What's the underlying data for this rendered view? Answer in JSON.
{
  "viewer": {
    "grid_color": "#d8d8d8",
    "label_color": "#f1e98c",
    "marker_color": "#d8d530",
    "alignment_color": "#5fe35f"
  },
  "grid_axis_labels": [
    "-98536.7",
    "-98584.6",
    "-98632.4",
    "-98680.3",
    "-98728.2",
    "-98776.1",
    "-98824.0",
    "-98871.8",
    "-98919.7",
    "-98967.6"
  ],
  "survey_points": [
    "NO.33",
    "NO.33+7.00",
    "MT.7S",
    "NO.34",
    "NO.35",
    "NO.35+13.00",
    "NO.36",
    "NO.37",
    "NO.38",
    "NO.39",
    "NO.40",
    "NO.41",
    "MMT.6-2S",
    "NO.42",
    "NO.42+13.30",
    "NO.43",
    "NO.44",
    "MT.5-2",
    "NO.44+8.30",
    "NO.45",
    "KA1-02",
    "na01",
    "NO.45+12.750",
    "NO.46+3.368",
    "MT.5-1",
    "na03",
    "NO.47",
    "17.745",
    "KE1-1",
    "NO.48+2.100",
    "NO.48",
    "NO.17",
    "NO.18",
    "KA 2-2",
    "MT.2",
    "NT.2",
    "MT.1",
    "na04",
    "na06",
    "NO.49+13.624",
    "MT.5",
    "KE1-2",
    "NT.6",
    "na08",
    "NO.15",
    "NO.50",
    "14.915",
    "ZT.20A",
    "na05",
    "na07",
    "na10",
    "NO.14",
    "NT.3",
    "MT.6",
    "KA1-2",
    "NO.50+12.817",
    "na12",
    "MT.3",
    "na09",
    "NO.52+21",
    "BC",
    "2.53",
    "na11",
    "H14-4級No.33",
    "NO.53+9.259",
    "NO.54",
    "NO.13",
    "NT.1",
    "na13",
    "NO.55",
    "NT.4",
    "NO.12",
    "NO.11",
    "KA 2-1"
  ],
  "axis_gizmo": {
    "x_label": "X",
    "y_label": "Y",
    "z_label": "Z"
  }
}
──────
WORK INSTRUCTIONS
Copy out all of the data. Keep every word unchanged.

SOLUTION TO THIS EXERCISE
What's the underlying data for this rendered view? Answer in JSON.
{
  "viewer": {
    "grid_color": "#d8d8d8",
    "label_color": "#f1e98c",
    "marker_color": "#d8d530",
    "alignment_color": "#5fe35f"
  },
  "grid_axis_labels": [
    "-98536.7",
    "-98584.6",
    "-98632.4",
    "-98680.3",
    "-98728.2",
    "-98776.1",
    "-98824.0",
    "-98871.8",
    "-98919.7",
    "-98967.6"
  ],
  "survey_points": [
    "NO.33",
    "NO.33+7.00",
    "MT.7S",
    "NO.34",
    "NO.35",
    "NO.35+13.00",
    "NO.36",
    "NO.37",
    "NO.38",
    "NO.39",
    "NO.40",
    "NO.41",
    "MMT.6-2S",
    "NO.42",
    "NO.42+13.30",
    "NO.43",
    "NO.44",
    "MT.5-2",
    "NO.44+8.30",
    "NO.45",
    "KA1-02",
    "na01",
    "NO.45+12.750",
    "NO.46+3.368",
    "MT.5-1",
    "na03",
    "NO.47",
    "17.745",
    "KE1-1",
    "NO.48+2.100",
    "NO.48",
    "NO.17",
    "NO.18",
    "KA 2-2",
    "MT.2",
    "NT.2",
    "MT.1",
    "na04",
    "na06",
    "NO.49+13.624",
    "MT.5",
    "KE1-2",
    "NT.6",
    "na08",
    "NO.15",
    "NO.50",
    "14.915",
    "ZT.20A",
    "na05",
    "na07",
    "na10",
    "NO.14",
    "NT.3",
    "MT.6",
    "KA1-2",
    "NO.50+12.817",
    "na12",
    "MT.3",
    "na09",
    "NO.52+21",
    "BC",
    "2.53",
    "na11",
    "H14-4級No.33",
    "NO.53+9.259",
    "NO.54",
    "NO.13",
    "NT.1",
    "na13",
    "NO.55",
    "NT.4",
    "NO.12",
    "NO.11",
    "KA 2-1"
  ],
  "axis_gizmo": {
    "x_label": "X",
    "y_label": "Y",
    "z_label": "Z"
  }
}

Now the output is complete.